### Work to be completed
In full and without alteration, print the records below, minus any images.

### Material provided
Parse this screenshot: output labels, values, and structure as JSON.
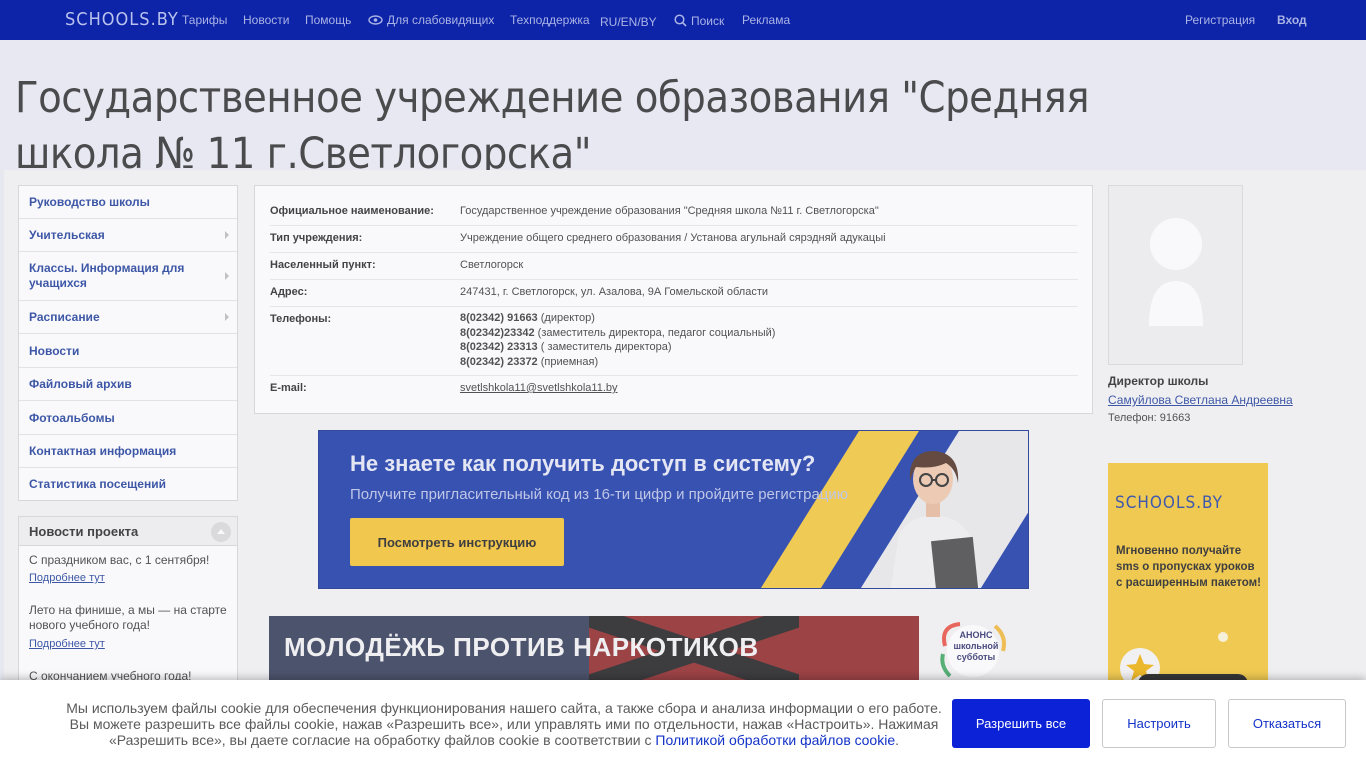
{
  "topnav": {
    "logo": "SCHOOLS.BY",
    "tariffs": "Тарифы",
    "news": "Новости",
    "help": "Помощь",
    "low_vision": "Для слабовидящих",
    "support": "Техподдержка",
    "lang": "RU/EN/BY",
    "search": "Поиск",
    "ads": "Реклама",
    "register": "Регистрация",
    "login": "Вход"
  },
  "header": {
    "title": "Государственное учреждение образования \"Средняя школа № 11 г.Светлогорска\""
  },
  "menu": {
    "items": [
      {
        "label": "Руководство школы"
      },
      {
        "label": "Учительская"
      },
      {
        "label": "Классы. Информация для учащихся"
      },
      {
        "label": "Расписание"
      },
      {
        "label": "Новости"
      },
      {
        "label": "Файловый архив"
      },
      {
        "label": "Фотоальбомы"
      },
      {
        "label": "Контактная информация"
      },
      {
        "label": "Статистика посещений"
      }
    ]
  },
  "project_news": {
    "title": "Новости проекта",
    "items": [
      {
        "text": "С праздником вас, с 1 сентября!",
        "link": "Подробнее тут"
      },
      {
        "text": "Лето на финише, а мы — на старте нового учебного года!",
        "link": "Подробнее тут"
      },
      {
        "text": "С окончанием учебного года!"
      }
    ]
  },
  "info": {
    "official_name_label": "Официальное наименование:",
    "official_name": "Государственное учреждение образования \"Средняя школа №11 г. Светлогорска\"",
    "type_label": "Тип учреждения:",
    "type": "Учреждение общего среднего образования / Установа агульнай сярэдняй адукацыі",
    "city_label": "Населенный пункт:",
    "city": "Светлогорск",
    "address_label": "Адрес:",
    "address": "247431, г. Светлогорск, ул. Азалова, 9А Гомельской области",
    "phones_label": "Телефоны:",
    "phones": [
      {
        "number": "8(02342) 91663",
        "note": " (директор)"
      },
      {
        "number": "8(02342)23342",
        "note": " (заместитель директора, педагог социальный)"
      },
      {
        "number": "8(02342) 23313",
        "note": " ( заместитель директора)"
      },
      {
        "number": "8(02342) 23372",
        "note": " (приемная)"
      }
    ],
    "email_label": "E-mail:",
    "email": "svetlshkola11@svetlshkola11.by"
  },
  "banner": {
    "heading": "Не знаете как получить доступ в систему?",
    "subheading": "Получите пригласительный код из 16-ти цифр и пройдите регистрацию",
    "button": "Посмотреть инструкцию"
  },
  "banner2": {
    "text": "МОЛОДЁЖЬ ПРОТИВ НАРКОТИКОВ",
    "anons": "АНОНС школьной субботы"
  },
  "director": {
    "title": "Директор школы",
    "name": "Самуйлова Светлана Андреевна",
    "phone": "Телефон: 91663"
  },
  "promo": {
    "logo": "SCHOOLS.BY",
    "text": "Мгновенно получайте sms о пропусках уроков с расширенным пакетом!"
  },
  "cookie": {
    "text_before": "Мы используем файлы cookie для обеспечения функционирования нашего сайта, а также сбора и анализа информации о его работе. Вы можете разрешить все файлы cookie, нажав «Разрешить все», или управлять ими по отдельности, нажав «Настроить». Нажимая «Разрешить все», вы даете согласие на обработку файлов cookie в соответствии с ",
    "link": "Политикой обработки файлов cookie",
    "text_after": ".",
    "allow_all": "Разрешить все",
    "configure": "Настроить",
    "decline": "Отказаться"
  }
}
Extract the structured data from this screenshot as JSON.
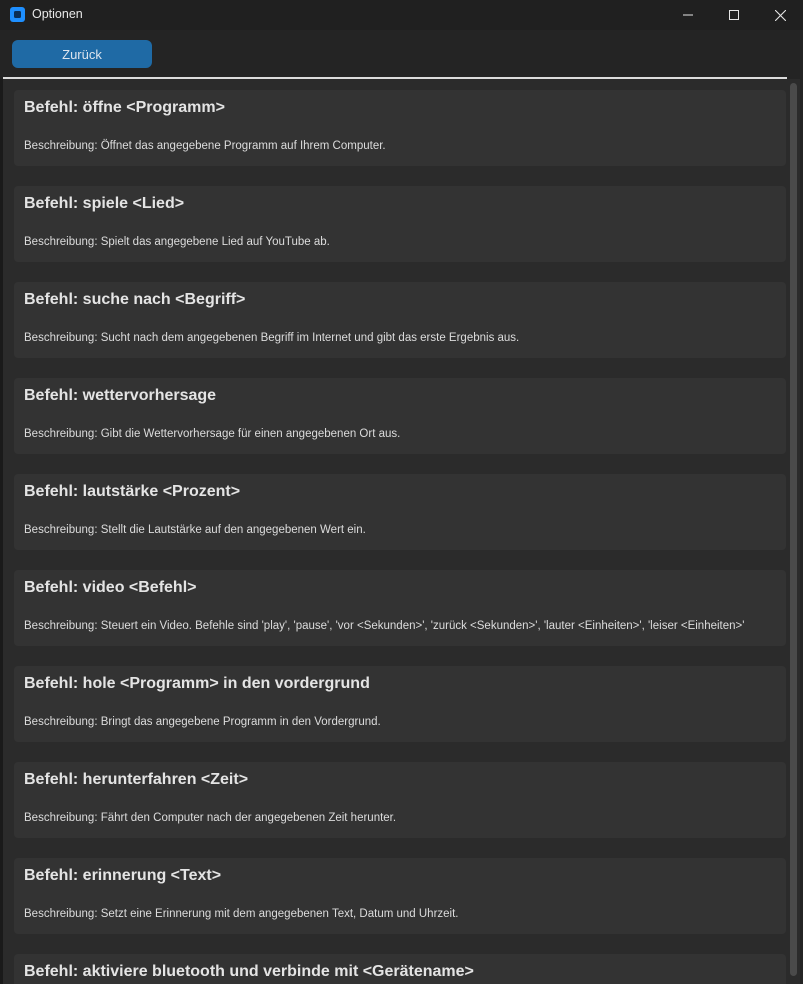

### Task response
Parse this screenshot: output labels, values, and structure as JSON.
{
  "topnav": {
    "logo": "SCHOOLS.BY",
    "tariffs": "Тарифы",
    "news": "Новости",
    "help": "Помощь",
    "low_vision": "Для слабовидящих",
    "support": "Техподдержка",
    "lang": "RU/EN/BY",
    "search": "Поиск",
    "ads": "Реклама",
    "register": "Регистрация",
    "login": "Вход"
  },
  "header": {
    "title": "Государственное учреждение образования \"Средняя школа № 11 г.Светлогорска\""
  },
  "menu": {
    "items": [
      {
        "label": "Руководство школы"
      },
      {
        "label": "Учительская"
      },
      {
        "label": "Классы. Информация для учащихся"
      },
      {
        "label": "Расписание"
      },
      {
        "label": "Новости"
      },
      {
        "label": "Файловый архив"
      },
      {
        "label": "Фотоальбомы"
      },
      {
        "label": "Контактная информация"
      },
      {
        "label": "Статистика посещений"
      }
    ]
  },
  "project_news": {
    "title": "Новости проекта",
    "items": [
      {
        "text": "С праздником вас, с 1 сентября!",
        "link": "Подробнее тут"
      },
      {
        "text": "Лето на финише, а мы — на старте нового учебного года!",
        "link": "Подробнее тут"
      },
      {
        "text": "С окончанием учебного года!"
      }
    ]
  },
  "info": {
    "official_name_label": "Официальное наименование:",
    "official_name": "Государственное учреждение образования \"Средняя школа №11 г. Светлогорска\"",
    "type_label": "Тип учреждения:",
    "type": "Учреждение общего среднего образования / Установа агульнай сярэдняй адукацыі",
    "city_label": "Населенный пункт:",
    "city": "Светлогорск",
    "address_label": "Адрес:",
    "address": "247431, г. Светлогорск, ул. Азалова, 9А Гомельской области",
    "phones_label": "Телефоны:",
    "phones": [
      {
        "number": "8(02342) 91663",
        "note": " (директор)"
      },
      {
        "number": "8(02342)23342",
        "note": " (заместитель директора, педагог социальный)"
      },
      {
        "number": "8(02342) 23313",
        "note": " ( заместитель директора)"
      },
      {
        "number": "8(02342) 23372",
        "note": " (приемная)"
      }
    ],
    "email_label": "E-mail:",
    "email": "svetlshkola11@svetlshkola11.by"
  },
  "banner": {
    "heading": "Не знаете как получить доступ в систему?",
    "subheading": "Получите пригласительный код из 16-ти цифр и пройдите регистрацию",
    "button": "Посмотреть инструкцию"
  },
  "banner2": {
    "text": "МОЛОДЁЖЬ ПРОТИВ НАРКОТИКОВ",
    "anons": "АНОНС школьной субботы"
  },
  "director": {
    "title": "Директор школы",
    "name": "Самуйлова Светлана Андреевна",
    "phone": "Телефон: 91663"
  },
  "promo": {
    "logo": "SCHOOLS.BY",
    "text": "Мгновенно получайте sms о пропусках уроков с расширенным пакетом!"
  },
  "cookie": {
    "text_before": "Мы используем файлы cookie для обеспечения функционирования нашего сайта, а также сбора и анализа информации о его работе. Вы можете разрешить все файлы cookie, нажав «Разрешить все», или управлять ими по отдельности, нажав «Настроить». Нажимая «Разрешить все», вы даете согласие на обработку файлов cookie в соответствии с ",
    "link": "Политикой обработки файлов cookie",
    "text_after": ".",
    "allow_all": "Разрешить все",
    "configure": "Настроить",
    "decline": "Отказаться"
  }
}
Extract the structured data from this screenshot as JSON.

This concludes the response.